Someone who does most of their production and manufacturing in-house is the strongest candidate. These individuals will be well-versed in what it takes to quickly create a quality product. Having specific experience in a similar category of products is ideal, as they will likely have a few solutions to common manufacturing problems with products of that type. Designing with mass production in mind is a value-engineering skill that helps the creator cost-effectively offer products to mainstream markets. 

#3: Perfect your design with computer modeling 

Computer modeling is a massive time saver that allows creators to test their design using a computer program to map known variables. A preliminary design sets the base for the engineer to review and tweak the potential product, sometimes multiple times, before it is physically developed. 

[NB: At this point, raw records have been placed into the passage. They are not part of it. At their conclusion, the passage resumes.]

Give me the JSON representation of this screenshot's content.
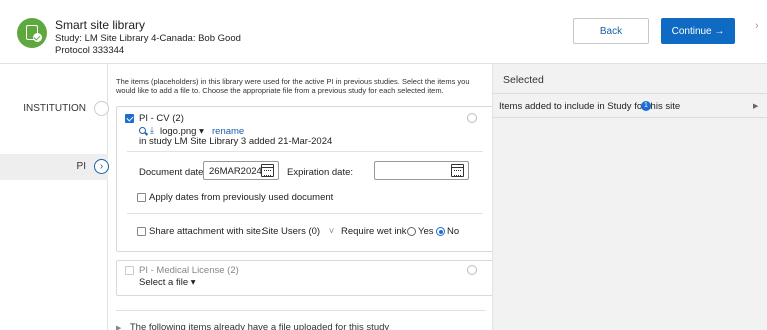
{
  "header": {
    "title": "Smart site library",
    "study_line": "Study: LM Site Library 4-Canada: Bob Good",
    "protocol_line": "Protocol 333344",
    "back_label": "Back",
    "continue_label": "Continue →",
    "close_glyph": "›"
  },
  "sidebar": {
    "items": [
      {
        "label": "INSTITUTION",
        "active": false
      },
      {
        "label": "PI",
        "active": true,
        "glyph": "›"
      }
    ]
  },
  "main": {
    "intro": "The items (placeholders) in this library were used for the active PI in previous studies. Select the items you would like to add a file to. Choose the appropriate file from a previous study for each selected item.",
    "item1": {
      "title": "PI - CV (2)",
      "file_name": "logo.png",
      "file_caret": "▾",
      "rename_label": "rename",
      "added_text": "in study LM Site Library 3 added 21-Mar-2024",
      "document_date_label": "Document date:",
      "document_date_value": "26MAR2024",
      "expiration_date_label": "Expiration date:",
      "expiration_date_value": "",
      "apply_dates_label": "Apply dates from previously used document",
      "share_label": "Share attachment with site:",
      "share_value": "Site Users (0)",
      "share_caret": "˅",
      "wet_ink_label": "Require wet ink",
      "yes_label": "Yes",
      "no_label": "No",
      "wet_ink_selected": "No"
    },
    "item2": {
      "title": "PI - Medical License (2)",
      "select_label": "Select a file",
      "select_caret": "▾"
    },
    "footer_note": "The following items already have a file uploaded for this study",
    "footer_caret": "▶"
  },
  "right_panel": {
    "header": "Selected",
    "row_label": "Items added to include in Study for this site",
    "row_count": "1",
    "row_caret": "▶"
  },
  "colors": {
    "accent": "#0e6ac2",
    "app_icon": "#5fa83d",
    "link": "#1a5fa8"
  }
}
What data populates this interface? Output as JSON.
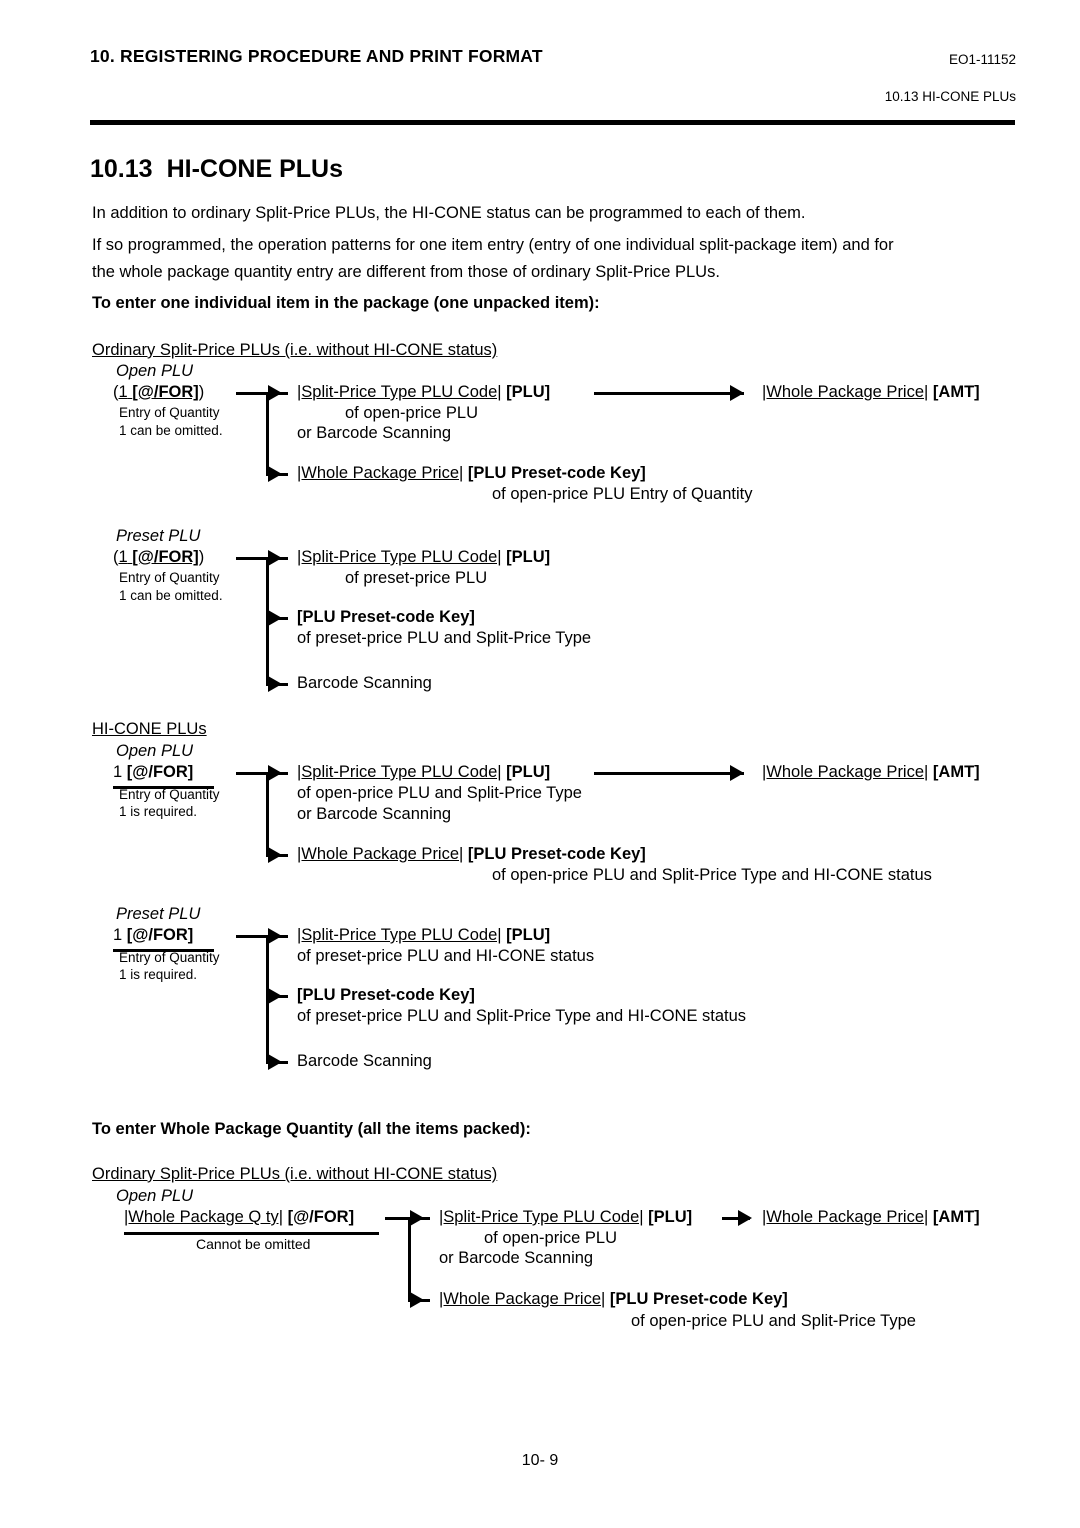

Rendering will provide insight into its aesthetic appeal, while testing can help reveal how the product will respond to various scenarios and environments, so any changes needed can be easily implemented (for virtually zero incremental costs) before the product goes into development. Computer modeling also provides an excellent window of opportunity to examine whether the design follows DFM best practices and accurately reflects the product story outlined in the initial stages of development.

Working with a Collaborative Engineer 

It’s wise to work with an engineer who takes a fully collaborative approach to product creation. They will follow the above three practices to ensure the creator gets the exact product they envisioned, in a scalable, manufacturable, and cost-effective way. A collaborative, experienced engineer will be able to creatively overcome any obstacles in the project. 

Product design best practices centered on thorough product stories, design manufacturability, and detailed computer modeling poise products for success. Communication ensures there are no surprises and the end result is expected. Collaborative engineering can take a product all the way from a simple idea to an industry-disruptor. 

The engineers at Pacific Research Laboratories keep you informed through every stage in the product design process and provide comprehensive computer modeling to perfect your creation. Contact us to learn more about our process by filling out our contact form or calling (206) 408-7603.